After examining these documents, the Prosecutor decided to bring to the Courts only two of these dozens persons accused by the neo-Nazis: Savas Mikhail and the former Dean of the Polytechnic School, Constantinos Moutzouris, who was accused of having permitted Indymedia, an alternative social media, to use the facilities of the School for its emissions. As for Savas Mikhail, he was accused of “defamation” toward the neo-Nazis, because he denounced them as criminals; of “incitation to violence”, because he called to fight fascism; and “attempt against civil peace” for having called, in a pamphlet, to demonstrate against Chryssi Avghi. Meanwhile, the Greek neo-Nazis unleashed a brutal anti-Semitic campaign against Savas Mikhail, denouncing him in their media as “an agent of the Jewish world conspiracy against the Greek Nation, aiming to provoke a civil war and establish a Judeo-Bolshevik regime”. It gives a sinister feeling of déjà-vu.

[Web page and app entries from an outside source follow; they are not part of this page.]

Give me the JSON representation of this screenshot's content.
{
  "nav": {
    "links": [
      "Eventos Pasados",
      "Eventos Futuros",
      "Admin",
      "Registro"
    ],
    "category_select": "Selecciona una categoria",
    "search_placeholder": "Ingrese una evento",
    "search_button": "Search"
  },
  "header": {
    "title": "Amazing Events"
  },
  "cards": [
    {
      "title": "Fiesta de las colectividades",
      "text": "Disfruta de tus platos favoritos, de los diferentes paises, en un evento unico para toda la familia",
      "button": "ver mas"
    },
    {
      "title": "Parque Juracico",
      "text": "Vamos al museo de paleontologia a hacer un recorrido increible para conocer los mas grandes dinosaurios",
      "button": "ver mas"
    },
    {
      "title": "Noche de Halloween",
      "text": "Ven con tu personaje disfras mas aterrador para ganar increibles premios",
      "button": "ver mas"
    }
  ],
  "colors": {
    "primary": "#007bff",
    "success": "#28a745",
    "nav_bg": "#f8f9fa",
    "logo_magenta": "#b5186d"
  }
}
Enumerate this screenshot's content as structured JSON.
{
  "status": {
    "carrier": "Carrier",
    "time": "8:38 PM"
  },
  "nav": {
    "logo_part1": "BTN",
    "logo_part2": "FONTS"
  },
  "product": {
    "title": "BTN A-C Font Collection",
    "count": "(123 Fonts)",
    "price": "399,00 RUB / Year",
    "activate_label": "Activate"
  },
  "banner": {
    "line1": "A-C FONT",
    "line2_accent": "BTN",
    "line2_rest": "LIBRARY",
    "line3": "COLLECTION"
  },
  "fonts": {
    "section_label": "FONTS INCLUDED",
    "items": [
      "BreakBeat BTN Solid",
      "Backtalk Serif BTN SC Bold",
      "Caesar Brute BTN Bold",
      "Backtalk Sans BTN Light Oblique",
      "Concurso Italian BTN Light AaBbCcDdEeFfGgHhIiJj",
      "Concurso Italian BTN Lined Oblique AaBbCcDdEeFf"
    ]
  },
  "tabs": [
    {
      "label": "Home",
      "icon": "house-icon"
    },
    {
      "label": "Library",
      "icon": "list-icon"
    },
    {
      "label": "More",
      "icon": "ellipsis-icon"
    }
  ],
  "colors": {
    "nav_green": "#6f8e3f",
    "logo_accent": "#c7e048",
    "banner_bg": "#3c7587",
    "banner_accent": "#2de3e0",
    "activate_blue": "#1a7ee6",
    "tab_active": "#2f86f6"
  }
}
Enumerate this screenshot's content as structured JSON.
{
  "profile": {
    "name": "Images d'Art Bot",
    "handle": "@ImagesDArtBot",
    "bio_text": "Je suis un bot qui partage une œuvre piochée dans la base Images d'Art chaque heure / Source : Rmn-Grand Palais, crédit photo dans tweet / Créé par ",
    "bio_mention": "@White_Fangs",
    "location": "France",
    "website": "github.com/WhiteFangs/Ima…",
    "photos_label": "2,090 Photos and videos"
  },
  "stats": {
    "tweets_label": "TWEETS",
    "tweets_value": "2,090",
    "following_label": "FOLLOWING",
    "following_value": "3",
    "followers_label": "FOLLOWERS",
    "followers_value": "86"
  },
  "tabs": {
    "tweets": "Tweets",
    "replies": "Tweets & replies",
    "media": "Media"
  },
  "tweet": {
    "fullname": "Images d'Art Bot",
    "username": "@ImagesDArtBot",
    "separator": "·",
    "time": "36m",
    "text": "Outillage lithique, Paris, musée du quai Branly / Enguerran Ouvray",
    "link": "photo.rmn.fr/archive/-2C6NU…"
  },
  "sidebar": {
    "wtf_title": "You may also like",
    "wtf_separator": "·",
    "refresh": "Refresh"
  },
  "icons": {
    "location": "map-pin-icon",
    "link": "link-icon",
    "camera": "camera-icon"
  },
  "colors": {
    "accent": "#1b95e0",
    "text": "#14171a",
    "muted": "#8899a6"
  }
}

This affair has of course raised numerous protests in Greece and Europe, but nevertheless the trial will take place, and the date will be September 3, 2013. It is an important issue: beyond the accused persons, it will be decided if it is still possible in Greece, in the future, to freely express antifascist ideas. The whole affair illustrates not only the extraordinary arrogance of the so-called “Golden Dawn”, but also the more and more obvious complicity of the present Greek government, presided by Mr Antonis Samaras, with the Greek fascists. Several of the Ministers in this increasingly authoritarian and repressive government come from the Far Right: the “adviser of the Minister” for Immigration, Kostoulas, is the author of a negationist book glorifying the Third Reich; the ruling party’s (so-called “New Democracy”) parliamentary group’s spokesperson at the Parliament, Makis Voridis, is a former leader of the “Nationalist Youth Movement” promoted by the dictatorship of Colonel Papadopoulos (1967-1974). The recent decision of Antonis Samaras to pure and simply close ERT, the Greek public television, and throw out all its employees–a decision which provoked a governmental crisis, with the departure of the moderate Democratic Left Party–was warmly supported by Chryssi Avghi.
We will know, on September 3, if anti-Semitism has become the law in Greece or if a minimum of democratic guarantees still exist.
August 22, 2013
(*) Michael Löwy (Sao Paulo, Brazil, 1938) is a French-Brazilian Marxist sociologist and philosopher. He is emeritus research director in social sciences at the CNRS (French National Center of Scientific Research) and lectures at the Ecole des Hautes Etudes en Sciences Sociales (EHESS; Paris, France). Author of books on Karl Marx, Che Guevara, Liberation Theology, György Lukács, Walter Benjamin, Lucien Goldmann and Franz Kafka, he received the Silver Medal of the CNRS in 1994.